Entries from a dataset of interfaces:
========
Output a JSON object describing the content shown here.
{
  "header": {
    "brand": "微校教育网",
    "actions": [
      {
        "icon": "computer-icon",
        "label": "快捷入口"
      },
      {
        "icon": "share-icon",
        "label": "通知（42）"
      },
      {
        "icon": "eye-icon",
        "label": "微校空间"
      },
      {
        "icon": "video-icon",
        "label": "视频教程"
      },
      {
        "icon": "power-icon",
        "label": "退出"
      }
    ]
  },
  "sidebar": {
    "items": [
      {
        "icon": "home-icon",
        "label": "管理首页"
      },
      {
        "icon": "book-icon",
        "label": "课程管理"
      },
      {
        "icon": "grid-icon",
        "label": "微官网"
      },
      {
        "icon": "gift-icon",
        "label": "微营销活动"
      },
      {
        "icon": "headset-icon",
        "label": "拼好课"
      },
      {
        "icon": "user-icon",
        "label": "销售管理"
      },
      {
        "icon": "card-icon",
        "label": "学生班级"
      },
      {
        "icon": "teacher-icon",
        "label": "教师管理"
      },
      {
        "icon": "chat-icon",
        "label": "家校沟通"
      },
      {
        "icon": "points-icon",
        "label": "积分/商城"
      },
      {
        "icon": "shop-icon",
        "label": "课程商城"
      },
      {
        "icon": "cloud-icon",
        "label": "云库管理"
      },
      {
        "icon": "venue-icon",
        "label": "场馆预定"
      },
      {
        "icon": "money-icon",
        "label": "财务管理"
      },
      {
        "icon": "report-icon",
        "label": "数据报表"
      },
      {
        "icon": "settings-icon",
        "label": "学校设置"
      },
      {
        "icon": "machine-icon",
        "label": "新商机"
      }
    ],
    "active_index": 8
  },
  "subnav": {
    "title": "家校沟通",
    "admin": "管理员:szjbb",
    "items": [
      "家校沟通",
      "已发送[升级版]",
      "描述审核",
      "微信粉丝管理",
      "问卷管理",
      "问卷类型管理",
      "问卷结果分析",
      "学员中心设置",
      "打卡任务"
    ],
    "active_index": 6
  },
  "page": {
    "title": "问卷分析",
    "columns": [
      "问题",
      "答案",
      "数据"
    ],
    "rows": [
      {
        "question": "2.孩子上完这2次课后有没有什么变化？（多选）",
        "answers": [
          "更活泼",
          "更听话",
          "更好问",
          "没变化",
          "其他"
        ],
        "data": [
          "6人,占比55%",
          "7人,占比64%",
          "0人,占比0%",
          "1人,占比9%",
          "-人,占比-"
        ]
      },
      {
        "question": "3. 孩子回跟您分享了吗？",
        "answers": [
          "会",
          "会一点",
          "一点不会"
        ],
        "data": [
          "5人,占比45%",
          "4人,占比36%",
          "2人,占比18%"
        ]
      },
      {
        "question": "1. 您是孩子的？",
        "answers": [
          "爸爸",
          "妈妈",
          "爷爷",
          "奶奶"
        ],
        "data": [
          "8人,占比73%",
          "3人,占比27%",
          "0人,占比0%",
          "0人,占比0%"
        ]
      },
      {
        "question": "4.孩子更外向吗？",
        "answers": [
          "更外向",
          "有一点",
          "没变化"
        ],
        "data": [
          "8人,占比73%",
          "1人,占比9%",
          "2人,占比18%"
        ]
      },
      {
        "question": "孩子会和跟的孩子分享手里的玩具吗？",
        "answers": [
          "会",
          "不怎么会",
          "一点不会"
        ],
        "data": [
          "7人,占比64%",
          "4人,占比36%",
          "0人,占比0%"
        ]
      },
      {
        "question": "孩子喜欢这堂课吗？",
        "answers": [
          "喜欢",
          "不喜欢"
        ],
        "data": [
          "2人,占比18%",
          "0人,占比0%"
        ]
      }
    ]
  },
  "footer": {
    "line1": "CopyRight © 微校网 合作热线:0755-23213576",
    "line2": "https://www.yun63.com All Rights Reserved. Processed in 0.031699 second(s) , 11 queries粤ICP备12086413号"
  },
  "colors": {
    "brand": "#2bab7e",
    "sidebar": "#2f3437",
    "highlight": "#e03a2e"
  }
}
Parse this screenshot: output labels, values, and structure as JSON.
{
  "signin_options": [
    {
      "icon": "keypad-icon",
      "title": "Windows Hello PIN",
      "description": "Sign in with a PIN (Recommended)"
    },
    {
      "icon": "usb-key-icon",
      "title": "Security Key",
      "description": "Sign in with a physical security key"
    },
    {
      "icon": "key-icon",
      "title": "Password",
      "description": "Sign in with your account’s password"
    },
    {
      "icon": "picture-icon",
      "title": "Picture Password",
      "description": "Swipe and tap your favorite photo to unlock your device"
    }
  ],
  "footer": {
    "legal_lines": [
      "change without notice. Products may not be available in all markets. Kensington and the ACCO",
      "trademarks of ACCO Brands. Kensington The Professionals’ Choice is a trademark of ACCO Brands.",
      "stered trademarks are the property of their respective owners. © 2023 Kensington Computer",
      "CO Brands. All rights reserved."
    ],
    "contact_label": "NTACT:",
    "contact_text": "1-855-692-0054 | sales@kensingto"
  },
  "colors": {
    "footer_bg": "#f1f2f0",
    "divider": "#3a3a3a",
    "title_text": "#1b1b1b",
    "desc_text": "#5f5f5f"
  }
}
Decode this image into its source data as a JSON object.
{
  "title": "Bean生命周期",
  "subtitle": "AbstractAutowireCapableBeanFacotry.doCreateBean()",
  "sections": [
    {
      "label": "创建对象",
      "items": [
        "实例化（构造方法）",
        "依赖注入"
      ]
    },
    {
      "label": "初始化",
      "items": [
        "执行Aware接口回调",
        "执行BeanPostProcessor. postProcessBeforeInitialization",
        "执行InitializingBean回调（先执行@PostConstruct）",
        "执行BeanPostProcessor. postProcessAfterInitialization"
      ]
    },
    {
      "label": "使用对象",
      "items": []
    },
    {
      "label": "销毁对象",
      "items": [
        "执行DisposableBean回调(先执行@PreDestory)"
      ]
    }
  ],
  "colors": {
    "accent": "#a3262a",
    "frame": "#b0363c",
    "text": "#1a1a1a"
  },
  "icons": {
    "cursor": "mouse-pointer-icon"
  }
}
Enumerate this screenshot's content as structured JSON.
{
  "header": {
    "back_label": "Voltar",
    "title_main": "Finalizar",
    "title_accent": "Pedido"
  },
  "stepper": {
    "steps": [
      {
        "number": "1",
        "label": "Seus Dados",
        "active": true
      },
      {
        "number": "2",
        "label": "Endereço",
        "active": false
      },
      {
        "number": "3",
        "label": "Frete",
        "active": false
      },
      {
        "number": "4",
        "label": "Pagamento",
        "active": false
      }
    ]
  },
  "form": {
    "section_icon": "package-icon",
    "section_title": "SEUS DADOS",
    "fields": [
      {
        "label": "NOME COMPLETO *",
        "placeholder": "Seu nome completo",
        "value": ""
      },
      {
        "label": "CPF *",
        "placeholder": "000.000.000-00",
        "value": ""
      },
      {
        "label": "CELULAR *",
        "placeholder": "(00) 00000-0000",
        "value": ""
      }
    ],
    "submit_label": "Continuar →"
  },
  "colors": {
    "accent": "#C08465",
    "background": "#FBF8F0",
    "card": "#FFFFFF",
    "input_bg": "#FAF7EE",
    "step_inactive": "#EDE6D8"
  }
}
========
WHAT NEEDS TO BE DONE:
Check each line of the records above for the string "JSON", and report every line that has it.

SOLVED EXERCISE:
Output a JSON object describing the content shown here.
Parse this screenshot: output labels, values, and structure as JSON.
Decode this image into its source data as a JSON object.
Enumerate this screenshot's content as structured JSON.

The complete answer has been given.